    Everyone knows that the WWE is fake, and that’s OK; can the Olympics follow a similar model, and stop pretending that it’s real? Should it? Would people watch a genuinely fair Olympic games — where records are rarely broken — if that was physically and practically possible? Have the Olympic games become sport’s equivalent to TV’s “reality shows”?

    In any case, I won’t be watching; I never watch sports anyway.


  5. shower caps — useless?

    April 24, 2012 by Saar Drimer

    Shower caps. Meh. Well, I’ve got five words to say about them: perfect bicycle-seat rain covers. Thank me later. Oh, email me if you know where to get those in bulk — I want a hundred at home and hundred at work, and for gifts. Meantime, I’m collecting them from hotel rooms ;)


  6. Good music makes you feel older

    March 25, 2012 by Saar Drimer

    We went into Ryman’s for some reason and actually entered my teenage years. RV from Faith No More was playing, and I started rocking my head in three degree movements. I told Caroline to keep moving to Sainsbury’s while I stayed there enjoying my teenage space among the stationary and oblivious pen-seekers.

    When we last went to the Natural Science Museum a guy was playing Enter Sandman from Metallica in the tunnel between the South Kensington tube station and Museum Cluster.
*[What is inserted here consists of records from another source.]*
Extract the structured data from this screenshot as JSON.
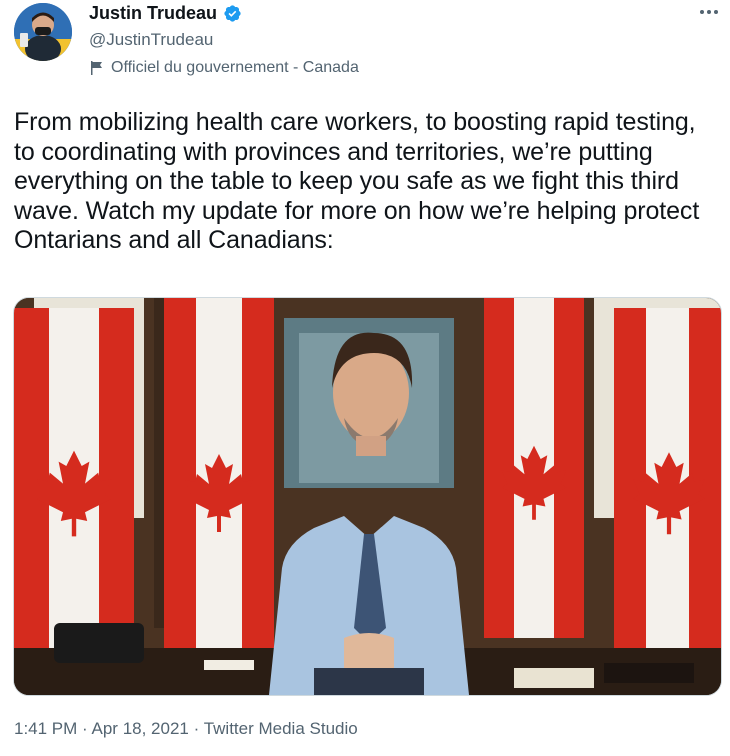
{
  "tweet": {
    "author": {
      "display_name": "Justin Trudeau",
      "handle": "@JustinTrudeau",
      "verified": true,
      "label": "Officiel du gouvernement - Canada",
      "avatar_icon": "profile-photo"
    },
    "text": "From mobilizing health care workers, to boosting rapid testing, to coordinating with provinces and territories, we’re putting everything on the table to keep you safe as we fight this third wave. Watch my update for more on how we’re helping protect Ontarians and all Canadians:",
    "media": {
      "type": "video",
      "description_icon": "video-thumbnail"
    },
    "time": "1:41 PM",
    "separator": "·",
    "date": "Apr 18, 2021",
    "source": "Twitter Media Studio"
  },
  "icons": {
    "verified": "verified-badge-icon",
    "label": "flag-icon",
    "more": "more-options-icon"
  },
  "colors": {
    "verified_blue": "#1d9bf0",
    "secondary_text": "#536471",
    "primary_text": "#0f1419",
    "flag_red": "#d52b1e"
  }
}
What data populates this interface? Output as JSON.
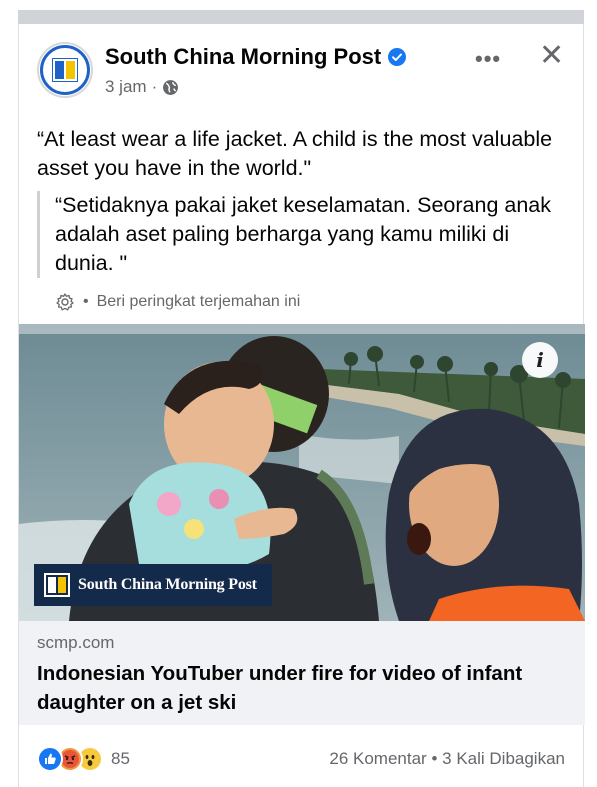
{
  "post": {
    "page_name": "South China Morning Post",
    "time": "3 jam",
    "separator": "·",
    "text": "“At least wear a life jacket. A child is the most valuable asset you have in the world.\"",
    "translation": "“Setidaknya pakai jaket keselamatan. Seorang anak adalah aset paling berharga yang kamu miliki di dunia. \"",
    "translation_rating_bullet": "•",
    "translation_rating": "Beri peringkat terjemahan ini"
  },
  "media": {
    "watermark": "South China Morning Post",
    "info_glyph": "i"
  },
  "link": {
    "domain": "scmp.com",
    "title": "Indonesian YouTuber under fire for video of infant daughter on a jet ski"
  },
  "footer": {
    "reaction_count": "85",
    "comments": "26 Komentar",
    "bullet": "•",
    "shares": "3 Kali Dibagikan"
  },
  "icons": [
    "verified-icon",
    "globe-icon",
    "more-icon",
    "close-icon",
    "gear-icon",
    "info-icon",
    "like-reaction-icon",
    "angry-reaction-icon",
    "wow-reaction-icon"
  ],
  "colors": {
    "brand_blue": "#1d63c7",
    "brand_yellow": "#f5c400",
    "watermark_bg": "#142a4a",
    "facebook_blue": "#1877f2",
    "secondary_text": "#65676b"
  }
}
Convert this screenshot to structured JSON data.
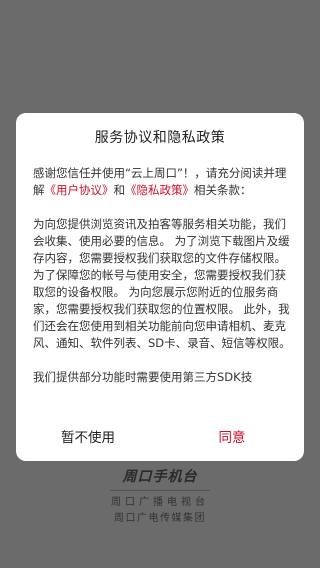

Think about the age demographics he’s appealing to for 20p. I’m it. Rapidly approaching middle age with a rebelion spark that’s still brought out by what has become background musac in a store and fermented underground passages.

    When I hear Highway to Hell in an elevator, I’ll retire.


  7. Hot sauce

    January 5, 2012 by Saar Drimer

    I was left with a bunch of semi-dry lovely hot peppers from the summer/autumn yield. Some I cut up and put in olive oil for “chili oil”, and others I used to experiment with making my own hot sauce. After some research, the recipe shown in this video appealed to my senses — I particularly liked the sherry twist to quickly add that aging flavor. Shopping for distilled vinegar, I discovered sherry vinegar and thought that this could do the trick, combining both ingredients. I blended a few peppers, sherry vinegar, garlic, and salt and the result is pretty good; very hot. Fresh, there was a slight aftertaste that I did not particularly like, but it might be the amount of vinegar — I usually don’t like hot sauces to taste too vinegary (like Tabasco, and unlike my favorite sauce, Cholula). It might be the garlic, though; I need to experiment more.

    This simple sauce is not far off from what you can get in a bottle at a supermarket, but it’s cheap, quick to prepare, and doesn’t have the typical additives. Also, one can tweak the ingredients according to taste.


  8. Box of nails

    October 1, 2011 by Saar Drimer

    Box of nails

    Box of nails


  9. Party of squares

    September 7, 2011 by Saar Drimer

    Party of squares

    Party of squares


  10. My first lesson in sales

    September 1, 2011 by Saar Drimer

    Thirty years ago, I was about six years old; I lived in Netanya, Israel; my best buddy was named Teddy; the currency was the Old Israeli Shekel; and, together with Teddy, I found a large stack of last week’s TV-guide that went (new) for a single Shekel. Teddy and I figured that since these are almost new we could still easily resell them for a bargain half a Shekel each, the street value of a popsicle.

    Under our building in Ha’Galil Street there was a gap in the hedges and a nice wide stone fence where we could set up shop and display the merchandise. People passed uninterested for a while and then we got our first customer — an old man. This old man gave us half a Shekel and a bit of wisdom: an explanation why people aren’t going to pay for last week’s TV schedule, news, and gossip. We understood. We folded.